It snowed and snowed yesterday, but unfortunately at Gilling’s lowly sea level height snow fell snow upon thawing snow, snow upon thawing snow. I looked with envy at photographs of deep snow at higher elevations only a few miles from here. But there was enough settled snow early in the morning to see the Holbeck and surroundings white, so I set off to revisit a favourite view which I have painted frequently since the first lockdown.
The Holbeck is now flowing fast and the surrounding fields are waterlogged beneath a layer of ice. I knelt in the snow and sketched in watercolour using a flask of warm water to unfreeze the paint on my palette; the silence accompanying the falling snow here was beautiful, perhaps especially in this time of unbearable news. Watercolour does some really wonderful things in freezing temperatures. The experience of painting outside in snow cannot be replicated in the studio; my fingers numbed eventually to the point where I wrestled to keep control of the brush. Walking back I didn’t hear any birds until I approached the village where great tits and blue tits were singing their full spring song. the days are getting longer and signs of spring are gradually accumulating. But for now I am relishing each day of winter.

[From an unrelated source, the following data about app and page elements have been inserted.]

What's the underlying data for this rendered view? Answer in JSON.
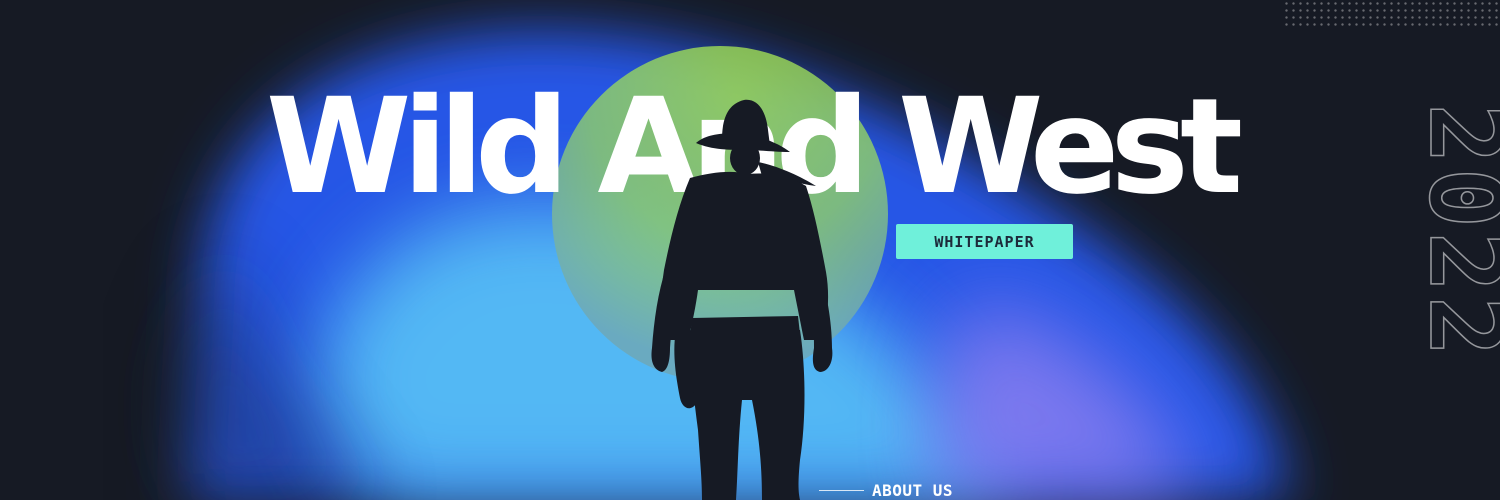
{
  "hero": {
    "title": "Wild And West",
    "year": "2022"
  },
  "buttons": {
    "whitepaper": "WHITEPAPER"
  },
  "nav": {
    "about": "ABOUT US"
  },
  "colors": {
    "background": "#161a24",
    "blob_blue": "#2f5ee6",
    "blob_light_blue": "#52bff5",
    "sun_green": "#a4e14a",
    "button_mint": "#6ff0da",
    "silhouette": "#161a24",
    "text": "#ffffff"
  },
  "icons": {
    "hero_figure": "cowboy-silhouette",
    "backdrop": "gradient-blob"
  }
}
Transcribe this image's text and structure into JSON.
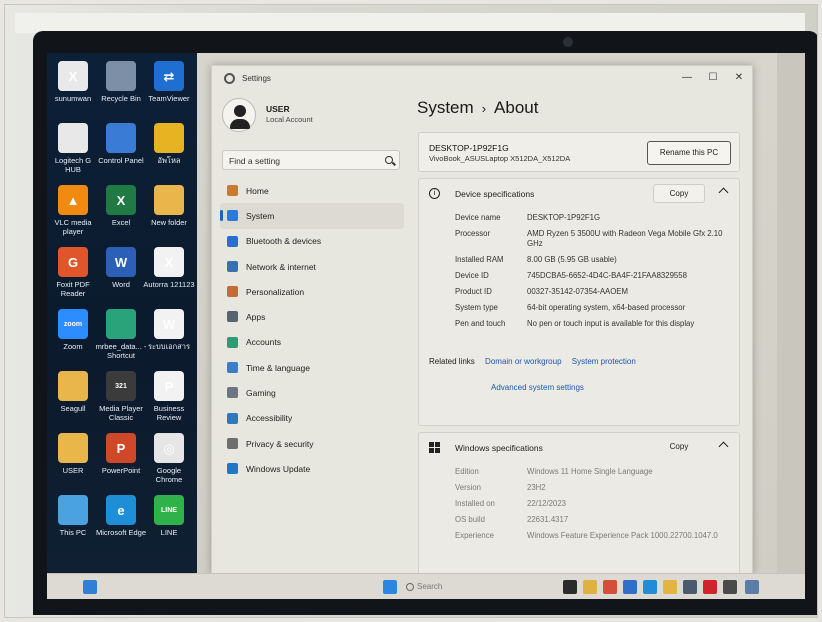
{
  "desktop": {
    "icons": [
      {
        "label": "sunumwan",
        "color": "#e9e9e9",
        "glyph": "X"
      },
      {
        "label": "Recycle Bin",
        "color": "#7d8fa6",
        "glyph": ""
      },
      {
        "label": "TeamViewer",
        "color": "#1f6fd1",
        "glyph": "⇄"
      },
      {
        "label": "Logitech G HUB",
        "color": "#e8e8e8",
        "glyph": ""
      },
      {
        "label": "Control Panel",
        "color": "#3a7bd5",
        "glyph": ""
      },
      {
        "label": "อัพโหล",
        "color": "#e6b323",
        "glyph": ""
      },
      {
        "label": "VLC media player",
        "color": "#f08a10",
        "glyph": "▲"
      },
      {
        "label": "Excel",
        "color": "#1f7a43",
        "glyph": "X"
      },
      {
        "label": "New folder",
        "color": "#e8b64a",
        "glyph": ""
      },
      {
        "label": "Foxit PDF Reader",
        "color": "#e0552a",
        "glyph": "G"
      },
      {
        "label": "Word",
        "color": "#2b5fb8",
        "glyph": "W"
      },
      {
        "label": "Autorra 121123",
        "color": "#f2f2f2",
        "glyph": "X"
      },
      {
        "label": "Zoom",
        "color": "#2d8cff",
        "glyph": "zoom"
      },
      {
        "label": "mrbee_data... - Shortcut",
        "color": "#2aa37a",
        "glyph": ""
      },
      {
        "label": "ระบบเอกสาร",
        "color": "#f2f2f2",
        "glyph": "W"
      },
      {
        "label": "Seagull",
        "color": "#e8b64a",
        "glyph": ""
      },
      {
        "label": "Media Player Classic",
        "color": "#3b3b3b",
        "glyph": "321"
      },
      {
        "label": "Business Review",
        "color": "#f2f2f2",
        "glyph": "P"
      },
      {
        "label": "USER",
        "color": "#e8b64a",
        "glyph": ""
      },
      {
        "label": "PowerPoint",
        "color": "#d0482a",
        "glyph": "P"
      },
      {
        "label": "Google Chrome",
        "color": "#e6e6e6",
        "glyph": "◎"
      },
      {
        "label": "This PC",
        "color": "#4aa3e0",
        "glyph": ""
      },
      {
        "label": "Microsoft Edge",
        "color": "#1e8ed6",
        "glyph": "e"
      },
      {
        "label": "LINE",
        "color": "#2fb24a",
        "glyph": "LINE"
      }
    ]
  },
  "settings": {
    "app_title": "Settings",
    "window_controls": {
      "minimize": "—",
      "maximize": "☐",
      "close": "✕"
    },
    "user": {
      "name": "USER",
      "account_type": "Local Account"
    },
    "search": {
      "placeholder": "Find a setting"
    },
    "nav": [
      {
        "label": "Home",
        "color": "#c77b2e",
        "active": false
      },
      {
        "label": "System",
        "color": "#2a7ad8",
        "active": true
      },
      {
        "label": "Bluetooth & devices",
        "color": "#2a6fd0",
        "active": false
      },
      {
        "label": "Network & internet",
        "color": "#3b6fb0",
        "active": false
      },
      {
        "label": "Personalization",
        "color": "#c76a35",
        "active": false
      },
      {
        "label": "Apps",
        "color": "#566472",
        "active": false
      },
      {
        "label": "Accounts",
        "color": "#2f9a73",
        "active": false
      },
      {
        "label": "Time & language",
        "color": "#3d7cc6",
        "active": false
      },
      {
        "label": "Gaming",
        "color": "#6b7682",
        "active": false
      },
      {
        "label": "Accessibility",
        "color": "#2f78c0",
        "active": false
      },
      {
        "label": "Privacy & security",
        "color": "#6e6e6e",
        "active": false
      },
      {
        "label": "Windows Update",
        "color": "#1e78c8",
        "active": false
      }
    ],
    "page": {
      "section": "System",
      "separator": "›",
      "title": "About"
    },
    "device": {
      "name": "DESKTOP-1P92F1G",
      "model": "VivoBook_ASUSLaptop X512DA_X512DA",
      "rename_label": "Rename this PC"
    },
    "device_specs": {
      "title": "Device specifications",
      "copy_label": "Copy",
      "rows": [
        {
          "k": "Device name",
          "v": "DESKTOP-1P92F1G"
        },
        {
          "k": "Processor",
          "v": "AMD Ryzen 5 3500U with Radeon Vega Mobile Gfx     2.10 GHz"
        },
        {
          "k": "Installed RAM",
          "v": "8.00 GB (5.95 GB usable)"
        },
        {
          "k": "Device ID",
          "v": "745DCBA5-6652-4D4C-BA4F-21FAA8329558"
        },
        {
          "k": "Product ID",
          "v": "00327-35142-07354-AAOEM"
        },
        {
          "k": "System type",
          "v": "64-bit operating system, x64-based processor"
        },
        {
          "k": "Pen and touch",
          "v": "No pen or touch input is available for this display"
        }
      ],
      "related_label": "Related links",
      "related_links": [
        "Domain or workgroup",
        "System protection"
      ],
      "advanced_link": "Advanced system settings"
    },
    "windows_specs": {
      "title": "Windows specifications",
      "copy_label": "Copy",
      "rows": [
        {
          "k": "Edition",
          "v": "Windows 11 Home Single Language"
        },
        {
          "k": "Version",
          "v": "23H2"
        },
        {
          "k": "Installed on",
          "v": "22/12/2023"
        },
        {
          "k": "OS build",
          "v": "22631.4317"
        },
        {
          "k": "Experience",
          "v": "Windows Feature Experience Pack 1000.22700.1047.0"
        }
      ]
    }
  },
  "taskbar": {
    "search_placeholder": "Search",
    "icons": [
      {
        "name": "widgets-icon",
        "color": "#2f7fd6"
      },
      {
        "name": "start-icon",
        "color": "#2a86e0"
      },
      {
        "name": "terminal-icon",
        "color": "#2b2b2b"
      },
      {
        "name": "file-explorer-icon",
        "color": "#e0b040"
      },
      {
        "name": "chrome-icon",
        "color": "#d34f3c"
      },
      {
        "name": "mail-icon",
        "color": "#2f6fc7"
      },
      {
        "name": "edge-icon",
        "color": "#1f8ed6"
      },
      {
        "name": "folder-icon",
        "color": "#e3b43f"
      },
      {
        "name": "store-icon",
        "color": "#4a5b6e"
      },
      {
        "name": "opera-icon",
        "color": "#d1232a"
      },
      {
        "name": "files-icon",
        "color": "#4a4a4a"
      },
      {
        "name": "settings-icon",
        "color": "#5b7da8"
      }
    ]
  }
}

When the snow stopped in the evening, skies cleared and everything froze solid. We awoke this morning to a hard crust of frozen melting snow and very hungry garden birds. There was a fieldfare down on the lawn at first light, sixteen long-tailed tits on the bird table and marsh tits dashing back and forth all day. The trip to buy some essential shopping required one of the longest car defrosting sessions I can remember. Opening the doors took several minutes, wipers were encased in big lumps of ice, the road beneath treacherous. But as I scraped I listened to the first drumming great-spotted woodpeckers. Driving to Helmsley my eyes were drawn to the moors beyond, clean white, but I am unable to visit them for now.